● **Problem requirements**:
What lines in the data hold the string "JSON"? Show them.

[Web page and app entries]
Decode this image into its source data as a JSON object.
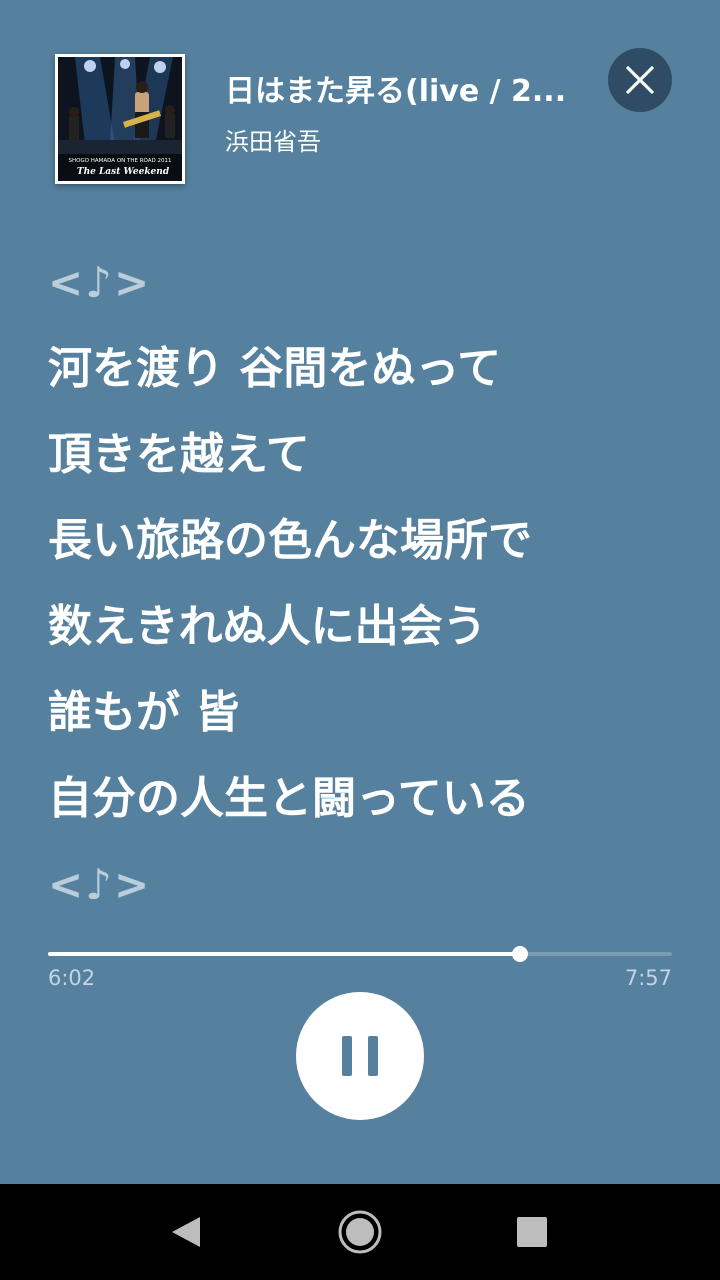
{
  "now_playing": {
    "title": "日はまた昇る(live / 2...",
    "artist": "浜田省吾",
    "album_art_text": {
      "top_line": "SHOGO HAMADA ON THE ROAD 2011",
      "title": "The Last Weekend"
    }
  },
  "icons": {
    "close": "close-icon",
    "pause": "pause-icon",
    "back": "back-triangle-icon",
    "home": "home-circle-icon",
    "recents": "recents-square-icon"
  },
  "lyrics": {
    "marker_top": "<♪>",
    "lines": [
      "河を渡り 谷間をぬって",
      "頂きを越えて",
      "長い旅路の色んな場所で",
      "数えきれぬ人に出会う",
      "誰もが 皆",
      "自分の人生と闘っている"
    ],
    "marker_bottom": "<♪>"
  },
  "playback": {
    "elapsed": "6:02",
    "total": "7:57",
    "progress_fraction": 0.757
  },
  "colors": {
    "background": "#55819f",
    "close_button": "#2f4c64",
    "marker_text": "#b9cddb"
  }
}
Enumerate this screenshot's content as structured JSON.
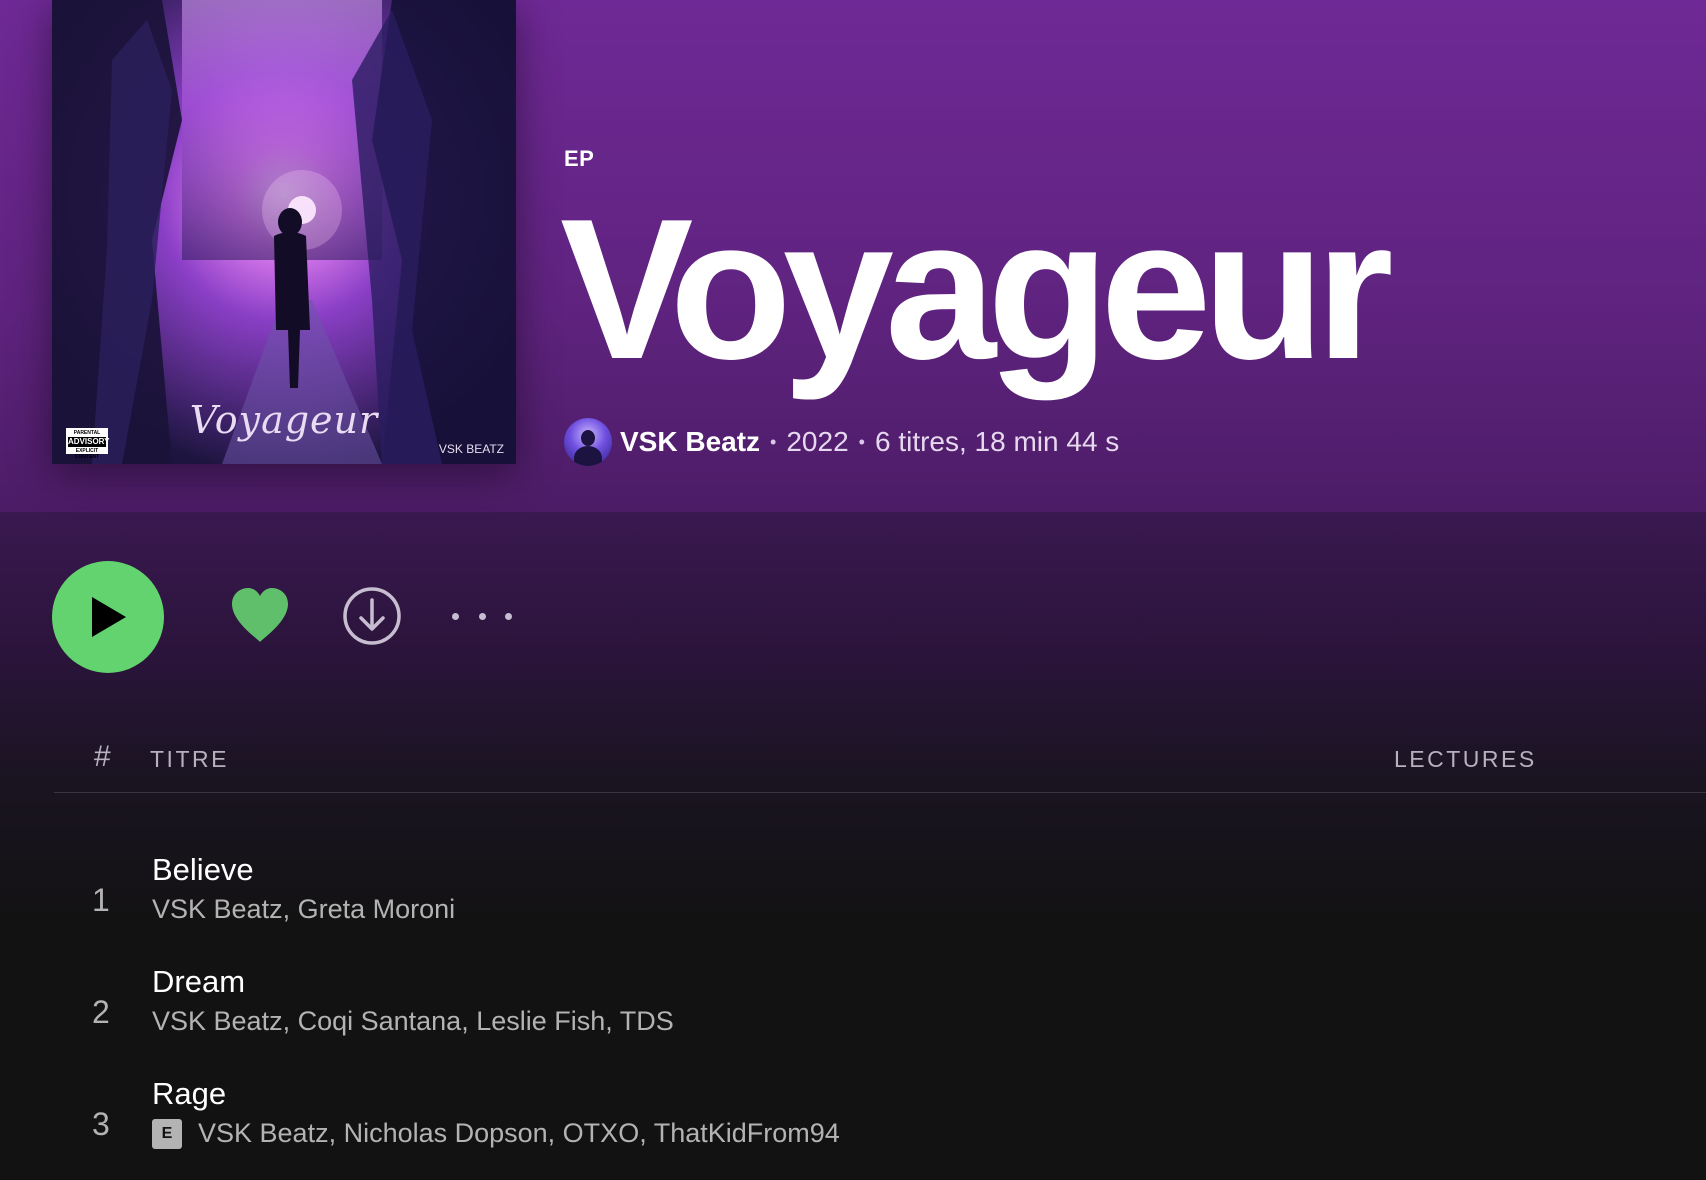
{
  "album": {
    "type": "EP",
    "title": "Voyageur",
    "cover": {
      "title_text": "Voyageur",
      "artist_text": "VSK BEATZ",
      "advisory_top": "PARENTAL",
      "advisory_mid": "ADVISORY",
      "advisory_bottom": "EXPLICIT CONTENT"
    },
    "artist": "VSK Beatz",
    "year": "2022",
    "summary": "6 titres, 18 min 44 s",
    "separator": "•"
  },
  "actions": {
    "play_icon": "play-icon",
    "like_icon": "heart-icon",
    "download_icon": "download-icon",
    "more_icon": "more-icon",
    "accent_color": "#62d36f"
  },
  "table": {
    "headers": {
      "number": "#",
      "title": "TITRE",
      "plays": "LECTURES"
    },
    "tracks": [
      {
        "number": "1",
        "title": "Believe",
        "artists": "VSK Beatz, Greta Moroni",
        "explicit": false
      },
      {
        "number": "2",
        "title": "Dream",
        "artists": "VSK Beatz, Coqi Santana, Leslie Fish, TDS",
        "explicit": false
      },
      {
        "number": "3",
        "title": "Rage",
        "artists": "VSK Beatz, Nicholas Dopson, OTXO, ThatKidFrom94",
        "explicit": true,
        "explicit_label": "E"
      }
    ]
  }
}
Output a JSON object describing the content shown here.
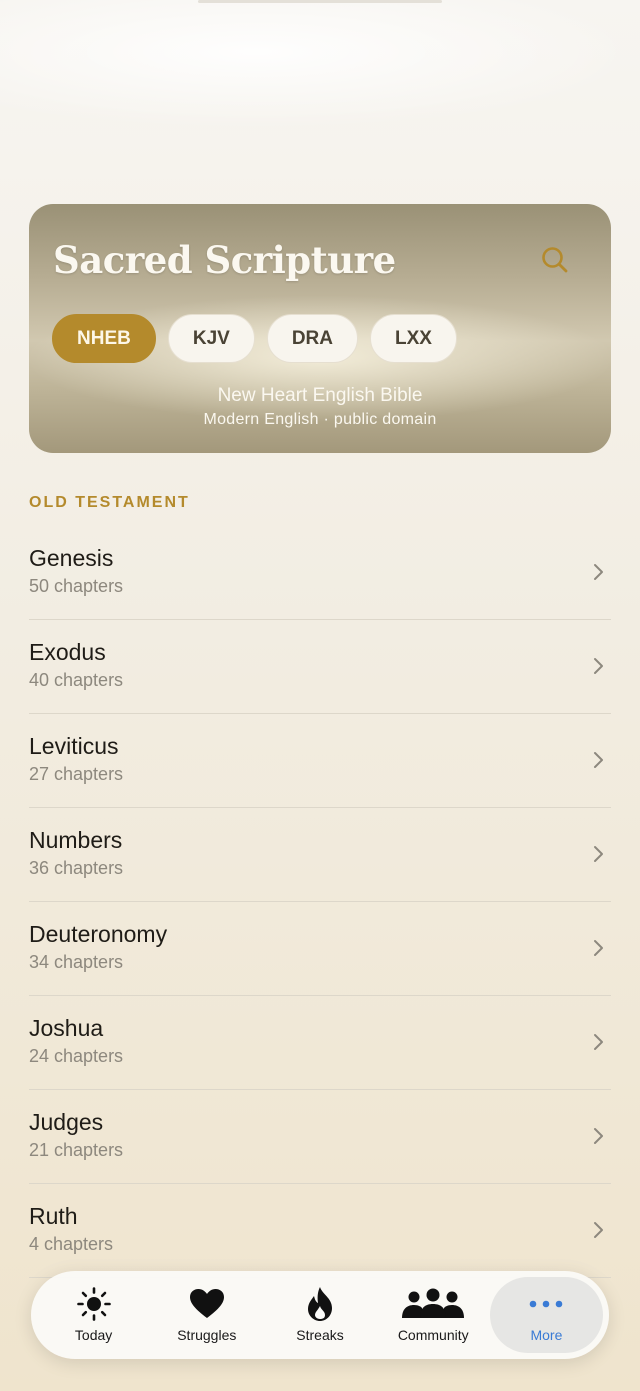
{
  "hero": {
    "title": "Sacred Scripture",
    "versions": [
      {
        "label": "NHEB",
        "active": true
      },
      {
        "label": "KJV",
        "active": false
      },
      {
        "label": "DRA",
        "active": false
      },
      {
        "label": "LXX",
        "active": false
      }
    ],
    "selected_version_name": "New Heart English Bible",
    "selected_version_desc": "Modern English · public domain",
    "search_icon": "search-icon"
  },
  "section": {
    "label": "OLD TESTAMENT"
  },
  "books": [
    {
      "name": "Genesis",
      "chapters": "50 chapters"
    },
    {
      "name": "Exodus",
      "chapters": "40 chapters"
    },
    {
      "name": "Leviticus",
      "chapters": "27 chapters"
    },
    {
      "name": "Numbers",
      "chapters": "36 chapters"
    },
    {
      "name": "Deuteronomy",
      "chapters": "34 chapters"
    },
    {
      "name": "Joshua",
      "chapters": "24 chapters"
    },
    {
      "name": "Judges",
      "chapters": "21 chapters"
    },
    {
      "name": "Ruth",
      "chapters": "4 chapters"
    }
  ],
  "tabbar": {
    "tabs": [
      {
        "label": "Today",
        "icon": "sun-icon"
      },
      {
        "label": "Struggles",
        "icon": "heart-icon"
      },
      {
        "label": "Streaks",
        "icon": "flame-icon"
      },
      {
        "label": "Community",
        "icon": "people-icon"
      },
      {
        "label": "More",
        "icon": "more-icon",
        "active": true
      }
    ]
  },
  "colors": {
    "accent": "#b48a2c",
    "active_tab": "#3a7bd5"
  }
}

● **Exercise solution**:
Decode this image into its source data as a JSON object.
Enumerate this screenshot's content as structured JSON.
Output a JSON object describing the content shown here.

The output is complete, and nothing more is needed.